**Data for the task**
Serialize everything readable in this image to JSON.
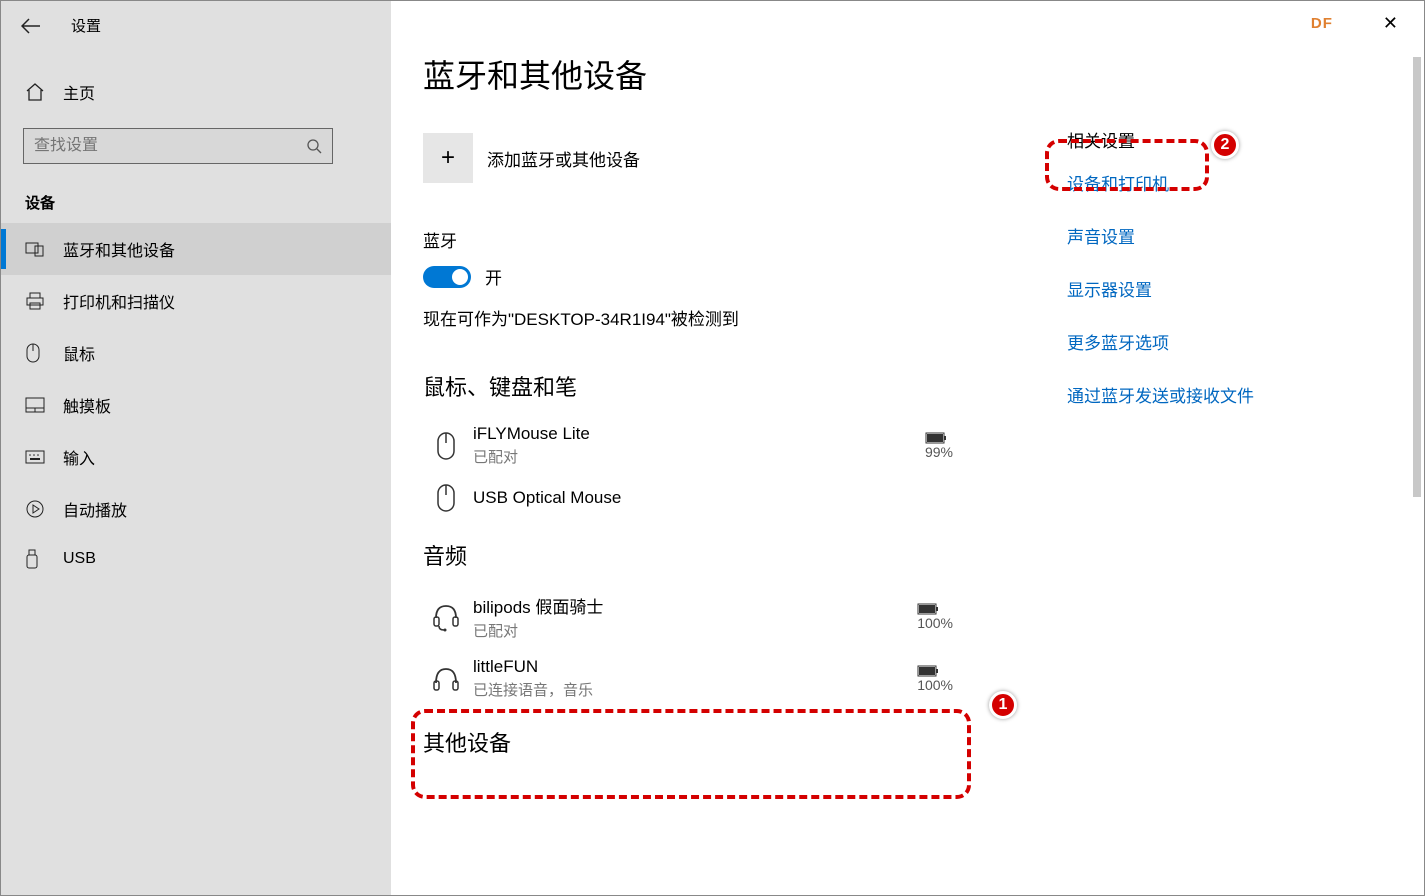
{
  "window_title": "设置",
  "account_badge": "DF",
  "sidebar": {
    "home": "主页",
    "search_placeholder": "查找设置",
    "category": "设备",
    "items": [
      {
        "label": "蓝牙和其他设备"
      },
      {
        "label": "打印机和扫描仪"
      },
      {
        "label": "鼠标"
      },
      {
        "label": "触摸板"
      },
      {
        "label": "输入"
      },
      {
        "label": "自动播放"
      },
      {
        "label": "USB"
      }
    ]
  },
  "main": {
    "page_title": "蓝牙和其他设备",
    "add_device": "添加蓝牙或其他设备",
    "bluetooth_label": "蓝牙",
    "toggle_state": "开",
    "discoverable": "现在可作为\"DESKTOP-34R1I94\"被检测到",
    "groups": [
      {
        "title": "鼠标、键盘和笔",
        "devices": [
          {
            "name": "iFLYMouse Lite",
            "status": "已配对",
            "battery": "99%",
            "icon": "mouse"
          },
          {
            "name": "USB Optical Mouse",
            "status": "",
            "battery": "",
            "icon": "mouse"
          }
        ]
      },
      {
        "title": "音频",
        "devices": [
          {
            "name": "bilipods 假面骑士",
            "status": "已配对",
            "battery": "100%",
            "icon": "headset"
          },
          {
            "name": "littleFUN",
            "status": "已连接语音，音乐",
            "battery": "100%",
            "icon": "headphones"
          }
        ]
      },
      {
        "title": "其他设备",
        "devices": []
      }
    ]
  },
  "related": {
    "title": "相关设置",
    "links": [
      "设备和打印机",
      "声音设置",
      "显示器设置",
      "更多蓝牙选项",
      "通过蓝牙发送或接收文件"
    ]
  },
  "annotations": {
    "a1": "1",
    "a2": "2"
  }
}
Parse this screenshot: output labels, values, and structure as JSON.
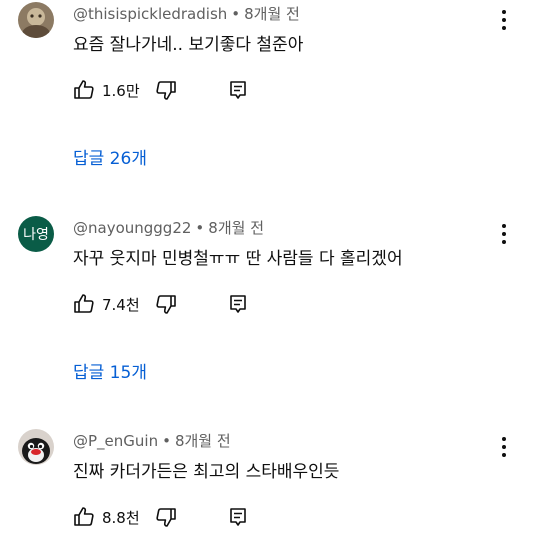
{
  "comments": [
    {
      "handle": "@thisispickledradish",
      "separator": "•",
      "time": "8개월 전",
      "text": "요즘 잘나가네.. 보기좋다 철준아",
      "likes": "1.6만",
      "replies": "답글 26개",
      "avatar": "photo"
    },
    {
      "handle": "@nayounggg22",
      "separator": "•",
      "time": "8개월 전",
      "text": "자꾸 웃지마 민병철ㅠㅠ 딴 사람들 다 홀리겠어",
      "likes": "7.4천",
      "replies": "답글 15개",
      "avatar": "letters",
      "avatar_letters": "나영",
      "avatar_color": "#0a5c47"
    },
    {
      "handle": "@P_enGuin",
      "separator": "•",
      "time": "8개월 전",
      "text": "진짜 카더가든은 최고의 스타배우인듯",
      "likes": "8.8천",
      "avatar": "penguin"
    }
  ],
  "colors": {
    "text": "#0f0f0f",
    "meta": "#606060",
    "link": "#065fd4"
  },
  "icons": [
    "thumbs-up-icon",
    "thumbs-down-icon",
    "reply-icon",
    "more-vert-icon"
  ]
}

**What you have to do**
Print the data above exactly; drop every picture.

**Solution to this task**
Serialize everything readable in this image to JSON.
{
  "window_title": "设置",
  "account_badge": "DF",
  "sidebar": {
    "home": "主页",
    "search_placeholder": "查找设置",
    "category": "设备",
    "items": [
      {
        "label": "蓝牙和其他设备"
      },
      {
        "label": "打印机和扫描仪"
      },
      {
        "label": "鼠标"
      },
      {
        "label": "触摸板"
      },
      {
        "label": "输入"
      },
      {
        "label": "自动播放"
      },
      {
        "label": "USB"
      }
    ]
  },
  "main": {
    "page_title": "蓝牙和其他设备",
    "add_device": "添加蓝牙或其他设备",
    "bluetooth_label": "蓝牙",
    "toggle_state": "开",
    "discoverable": "现在可作为\"DESKTOP-34R1I94\"被检测到",
    "groups": [
      {
        "title": "鼠标、键盘和笔",
        "devices": [
          {
            "name": "iFLYMouse Lite",
            "status": "已配对",
            "battery": "99%",
            "icon": "mouse"
          },
          {
            "name": "USB Optical Mouse",
            "status": "",
            "battery": "",
            "icon": "mouse"
          }
        ]
      },
      {
        "title": "音频",
        "devices": [
          {
            "name": "bilipods 假面骑士",
            "status": "已配对",
            "battery": "100%",
            "icon": "headset"
          },
          {
            "name": "littleFUN",
            "status": "已连接语音，音乐",
            "battery": "100%",
            "icon": "headphones"
          }
        ]
      },
      {
        "title": "其他设备",
        "devices": []
      }
    ]
  },
  "related": {
    "title": "相关设置",
    "links": [
      "设备和打印机",
      "声音设置",
      "显示器设置",
      "更多蓝牙选项",
      "通过蓝牙发送或接收文件"
    ]
  },
  "annotations": {
    "a1": "1",
    "a2": "2"
  }
}
Parse this screenshot: output labels, values, and structure as JSON.
{
  "comments": [
    {
      "handle": "@thisispickledradish",
      "separator": "•",
      "time": "8개월 전",
      "text": "요즘 잘나가네.. 보기좋다 철준아",
      "likes": "1.6만",
      "replies": "답글 26개",
      "avatar": "photo"
    },
    {
      "handle": "@nayounggg22",
      "separator": "•",
      "time": "8개월 전",
      "text": "자꾸 웃지마 민병철ㅠㅠ 딴 사람들 다 홀리겠어",
      "likes": "7.4천",
      "replies": "답글 15개",
      "avatar": "letters",
      "avatar_letters": "나영",
      "avatar_color": "#0a5c47"
    },
    {
      "handle": "@P_enGuin",
      "separator": "•",
      "time": "8개월 전",
      "text": "진짜 카더가든은 최고의 스타배우인듯",
      "likes": "8.8천",
      "avatar": "penguin"
    }
  ],
  "colors": {
    "text": "#0f0f0f",
    "meta": "#606060",
    "link": "#065fd4"
  },
  "icons": [
    "thumbs-up-icon",
    "thumbs-down-icon",
    "reply-icon",
    "more-vert-icon"
  ]
}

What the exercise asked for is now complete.